The area around Liverpool Street station is dominated by towering new buildings of shiny glass and steel. On a sunny day they do have their own unique beauty, and it's hard not to be impressed by their soaring presence.
On this occasion, we cut through the station so that The Boy (who was a bit hungover after work drinks on the Friday night) could pick up an Upper Crust baguette. After this slight diversion we exited Liverpool Street onto Old Broad Street and continued south, crossing over London Wall.
On the right, just past one of the many Tesco Express stores on this route (exciting, I know) is the entrance to Austin Friars. This is where Thomas Cromwell, advisor to King Henry VIII lived, though I believe the original buildings he inhabited no longer stand.
We headed off down Queen Victoria street and then left down a pedestrianised cut through onto Queen Street and down to Southwark Bridge.
One of my favourite places to walk in London is along the Thames. Crossing any of its many bridges affords you fantastic views across the City. From Southwark Bridge we could see Tower Bridge, the Shard and Canary Wharf off to the east, while west is the Tate Modern, St Paul's and the Millennium Bridge spanning the space between them.
One thing I had forgotten, however, was that unlike at the times I walk to and from work, at the weekend the South Bank is invariably crawling with people. For me this is always somewhat frustrating as encountering people walking at snail's pace is pretty much inavoidable. I've already talked about my frustrations with this here, so I won't go on about it again, but it did hamper our progress.
Nevertheless, you can't help but feel at the centre of everything walking along the stretch of river between Southwark Bridge and the Houses of Parliament. First we passed the reconstructed Globe Theatre, then the Tate Modern, Millennium Bridge and St Paul's Cathedral across the river.
Then it's on past Blackfriars Bridge, the Oxo Tower and Gabriel's Wharf (home to Gourmet Pizza Company and lots of lovely little shops), until you reach Waterloo Bridge, the Royal Festival Hall and the South Bank proper. Lots of restaurants (of which Ping Pong is a personal favourite) and cafes, and (as there was on this walk) quite often food festivals. Yesterday's one was the Tea and Coffee festival - very random!
By this point we'd been going for about an hour and a half and we were both looking forward to getting away from the crowds. I knew that point was nearly in sight. We had to fight our way past the London Eye - with amazing views across to the Houses of Parliament - and under Westminster Bridge. Immediately on the other side it was like a different place altogether. Far fewer people and room to breathe again.
We pushed on along the river towards Vauxhall, passing Lambeth Palace on the left and then eventually, just before Vauxhall Bridge, the MI6 building (as blown up in the latest Bond film).
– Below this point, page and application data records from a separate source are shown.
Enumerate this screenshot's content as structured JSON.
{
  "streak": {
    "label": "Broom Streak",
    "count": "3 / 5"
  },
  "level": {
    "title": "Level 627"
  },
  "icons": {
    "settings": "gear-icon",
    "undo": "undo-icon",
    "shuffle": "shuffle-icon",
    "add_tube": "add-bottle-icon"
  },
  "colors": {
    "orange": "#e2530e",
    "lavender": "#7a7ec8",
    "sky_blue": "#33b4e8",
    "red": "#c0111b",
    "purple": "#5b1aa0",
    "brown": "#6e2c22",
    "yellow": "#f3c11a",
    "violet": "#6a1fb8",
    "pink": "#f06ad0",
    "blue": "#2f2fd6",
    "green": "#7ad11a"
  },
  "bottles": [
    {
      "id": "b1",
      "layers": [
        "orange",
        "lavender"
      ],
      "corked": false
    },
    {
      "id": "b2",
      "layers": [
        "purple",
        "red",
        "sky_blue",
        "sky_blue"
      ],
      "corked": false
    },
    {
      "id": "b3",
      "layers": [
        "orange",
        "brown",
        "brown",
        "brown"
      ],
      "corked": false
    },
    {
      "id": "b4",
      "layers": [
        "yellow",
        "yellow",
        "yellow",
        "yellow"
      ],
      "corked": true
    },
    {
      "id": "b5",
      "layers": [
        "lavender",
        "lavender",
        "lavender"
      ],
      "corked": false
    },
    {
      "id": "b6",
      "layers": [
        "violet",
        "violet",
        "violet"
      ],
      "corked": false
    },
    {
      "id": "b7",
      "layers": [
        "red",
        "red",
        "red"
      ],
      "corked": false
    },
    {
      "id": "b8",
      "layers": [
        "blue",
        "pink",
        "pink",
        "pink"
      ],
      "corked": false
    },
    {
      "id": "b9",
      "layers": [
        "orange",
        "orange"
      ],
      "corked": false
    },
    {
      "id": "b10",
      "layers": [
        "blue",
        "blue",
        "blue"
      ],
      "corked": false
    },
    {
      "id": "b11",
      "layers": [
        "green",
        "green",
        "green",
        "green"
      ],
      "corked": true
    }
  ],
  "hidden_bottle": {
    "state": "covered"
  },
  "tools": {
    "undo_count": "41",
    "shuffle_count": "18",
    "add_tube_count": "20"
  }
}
By this point, further down the river, Battersea Power Station was clearly visible and we knew that the end of the walk was in sight. It wasn't completely dark, but twilight was certainly upon us and both of us were looking forward to getting inside and warming up a bit before going to see the fireworks. Plus, despite my listing of my city walking essentials, which The Boy is well aware of, he wore his less supportive trainers and his feet were suffering so it was a good thing we were reaching the finish line.
The final stretch from Vauxhall round to Battersea led us away from the river and along the road again, walking through an area full of building work that felt rather desolate. It was a relief to reach the more cheerful area around Battersea Park station and veer off towards our final destination.
Even without them though, seeing family and friends and having a bit of a party was a fun thing to find at the end of the walk and I felt less guilty about having a nice slice of birthday cake, knowing I'd walked 7 miles.
So here's to London walks - invariably interesting, and while perhaps not quite the same beauty as to be found in the countryside, there are still some lovely sights to be seen.